You'll be surprised at the creative ways animals utilize spines! Some creatures repurpose spines for practical tasks like constructing nests or shelters.

By ingeniously repurposing these prickly structures, animals showcase their resourcefulness in adapting to their environments.

Whether it's crafting a cozy home or a safe haven, animals demonstrate that spines can serve multiple functions beyond just protection in the wild.

Do Spines Play a Role in Attracting Pollinators or Other Beneficial Insects to Plants?

Spines on plants can indeed play a role in attracting pollinators or other beneficial insects. The sharp structures can act as landing pads or provide shelter for these helpful creatures. By using spines strategically, plants can entice pollinators to visit, aiding in the process of fertilization and reproduction.

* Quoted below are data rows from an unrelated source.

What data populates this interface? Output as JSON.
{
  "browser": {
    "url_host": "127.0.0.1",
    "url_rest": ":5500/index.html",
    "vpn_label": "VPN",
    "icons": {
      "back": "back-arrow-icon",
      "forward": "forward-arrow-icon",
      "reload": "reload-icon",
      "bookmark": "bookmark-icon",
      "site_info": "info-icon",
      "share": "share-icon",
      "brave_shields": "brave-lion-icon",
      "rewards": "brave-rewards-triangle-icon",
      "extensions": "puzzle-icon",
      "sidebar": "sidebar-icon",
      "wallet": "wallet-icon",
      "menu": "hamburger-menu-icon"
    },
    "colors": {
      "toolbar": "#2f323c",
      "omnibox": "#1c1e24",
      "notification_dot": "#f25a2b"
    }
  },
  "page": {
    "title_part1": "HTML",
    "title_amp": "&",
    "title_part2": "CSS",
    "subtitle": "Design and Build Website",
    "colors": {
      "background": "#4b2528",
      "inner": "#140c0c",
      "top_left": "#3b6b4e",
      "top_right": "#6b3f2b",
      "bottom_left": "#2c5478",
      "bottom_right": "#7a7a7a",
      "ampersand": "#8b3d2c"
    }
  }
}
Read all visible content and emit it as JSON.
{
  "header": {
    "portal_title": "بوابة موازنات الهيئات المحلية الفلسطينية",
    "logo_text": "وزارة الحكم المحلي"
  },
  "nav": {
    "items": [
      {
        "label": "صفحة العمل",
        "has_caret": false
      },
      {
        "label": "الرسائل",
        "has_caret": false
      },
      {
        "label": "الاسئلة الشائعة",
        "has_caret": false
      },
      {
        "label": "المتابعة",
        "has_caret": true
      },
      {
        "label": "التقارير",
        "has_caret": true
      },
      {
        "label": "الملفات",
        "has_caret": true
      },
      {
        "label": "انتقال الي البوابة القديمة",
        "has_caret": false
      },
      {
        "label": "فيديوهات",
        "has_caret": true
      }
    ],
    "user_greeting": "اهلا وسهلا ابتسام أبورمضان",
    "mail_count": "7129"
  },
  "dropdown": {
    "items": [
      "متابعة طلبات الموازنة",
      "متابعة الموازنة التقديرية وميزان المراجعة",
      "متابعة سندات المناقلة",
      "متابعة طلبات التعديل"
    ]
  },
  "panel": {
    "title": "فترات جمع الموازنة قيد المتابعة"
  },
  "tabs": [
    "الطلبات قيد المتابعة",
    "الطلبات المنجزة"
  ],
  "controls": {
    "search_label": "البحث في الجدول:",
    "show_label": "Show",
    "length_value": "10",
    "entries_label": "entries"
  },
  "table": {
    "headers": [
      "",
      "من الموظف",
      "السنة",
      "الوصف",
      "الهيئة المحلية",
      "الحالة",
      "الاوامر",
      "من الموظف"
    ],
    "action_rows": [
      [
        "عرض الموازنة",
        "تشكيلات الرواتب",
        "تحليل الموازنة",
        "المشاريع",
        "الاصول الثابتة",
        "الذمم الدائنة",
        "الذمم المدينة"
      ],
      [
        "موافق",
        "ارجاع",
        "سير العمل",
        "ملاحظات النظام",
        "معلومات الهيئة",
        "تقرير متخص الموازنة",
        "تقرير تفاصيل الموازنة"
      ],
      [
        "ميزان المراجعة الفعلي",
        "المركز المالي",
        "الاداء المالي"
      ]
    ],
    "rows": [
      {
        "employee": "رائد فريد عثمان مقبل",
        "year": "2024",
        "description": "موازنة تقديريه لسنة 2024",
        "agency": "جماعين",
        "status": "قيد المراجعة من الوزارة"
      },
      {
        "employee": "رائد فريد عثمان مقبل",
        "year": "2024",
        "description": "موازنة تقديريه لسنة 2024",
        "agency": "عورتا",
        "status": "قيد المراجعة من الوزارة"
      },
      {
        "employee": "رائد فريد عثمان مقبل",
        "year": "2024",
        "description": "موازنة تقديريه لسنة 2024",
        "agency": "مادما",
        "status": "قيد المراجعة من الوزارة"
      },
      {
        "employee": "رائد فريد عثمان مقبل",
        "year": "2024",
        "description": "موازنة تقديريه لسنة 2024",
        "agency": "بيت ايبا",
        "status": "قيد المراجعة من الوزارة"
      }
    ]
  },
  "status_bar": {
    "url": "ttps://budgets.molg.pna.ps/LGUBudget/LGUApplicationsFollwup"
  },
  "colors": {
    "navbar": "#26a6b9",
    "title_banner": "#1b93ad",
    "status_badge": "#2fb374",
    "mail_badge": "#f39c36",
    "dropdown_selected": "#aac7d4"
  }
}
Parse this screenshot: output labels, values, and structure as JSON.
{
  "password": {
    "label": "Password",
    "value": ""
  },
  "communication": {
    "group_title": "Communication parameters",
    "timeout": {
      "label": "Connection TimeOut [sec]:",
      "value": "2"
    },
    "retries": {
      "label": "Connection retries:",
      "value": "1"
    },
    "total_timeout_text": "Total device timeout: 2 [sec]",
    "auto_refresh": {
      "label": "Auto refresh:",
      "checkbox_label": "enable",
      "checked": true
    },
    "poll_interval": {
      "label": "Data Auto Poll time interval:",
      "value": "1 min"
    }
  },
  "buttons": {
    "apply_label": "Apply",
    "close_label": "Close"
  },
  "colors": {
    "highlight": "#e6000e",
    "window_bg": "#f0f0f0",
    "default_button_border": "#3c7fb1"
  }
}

Can Plants With Spines Communicate With Each Other or Other Organisms Through Chemical Signals Released by Their Spines?

Plants with spines can indeed communicate with each other or other organisms through chemical signals released by their spines. These signals serve as a means of conveying messages to attract or repel different species, aiding in survival and reproduction.

Are There Any Potential Negative Effects of Plants With Spines on the Surrounding Ecosystem, Such as Affecting the Growth of Other Plant Species or Altering Soil Composition?

Plants with spines can indeed have potential negative effects on the surrounding ecosystem. Their spines may deter animals from grazing, affecting the balance of the food chain.

Additionally, the shaded areas created by dense spiny plants can limit the growth of other plant species.

Soil composition may also be altered as the decomposition of organic matter is hindered by the presence of spines, impacting nutrient cycling.

Conclusion

So next time you see a plant covered in spines, remember that they serve as more than just a prickly barrier.

From protection and water collection to camouflage and defense, spines are a vital tool for survival in the plant world.

Their unique adaptations and functions highlight the incredible diversity and ingenuity of nature.

Embrace the prickly situation, and appreciate the secret weapon that spines provide for plant species everywhere.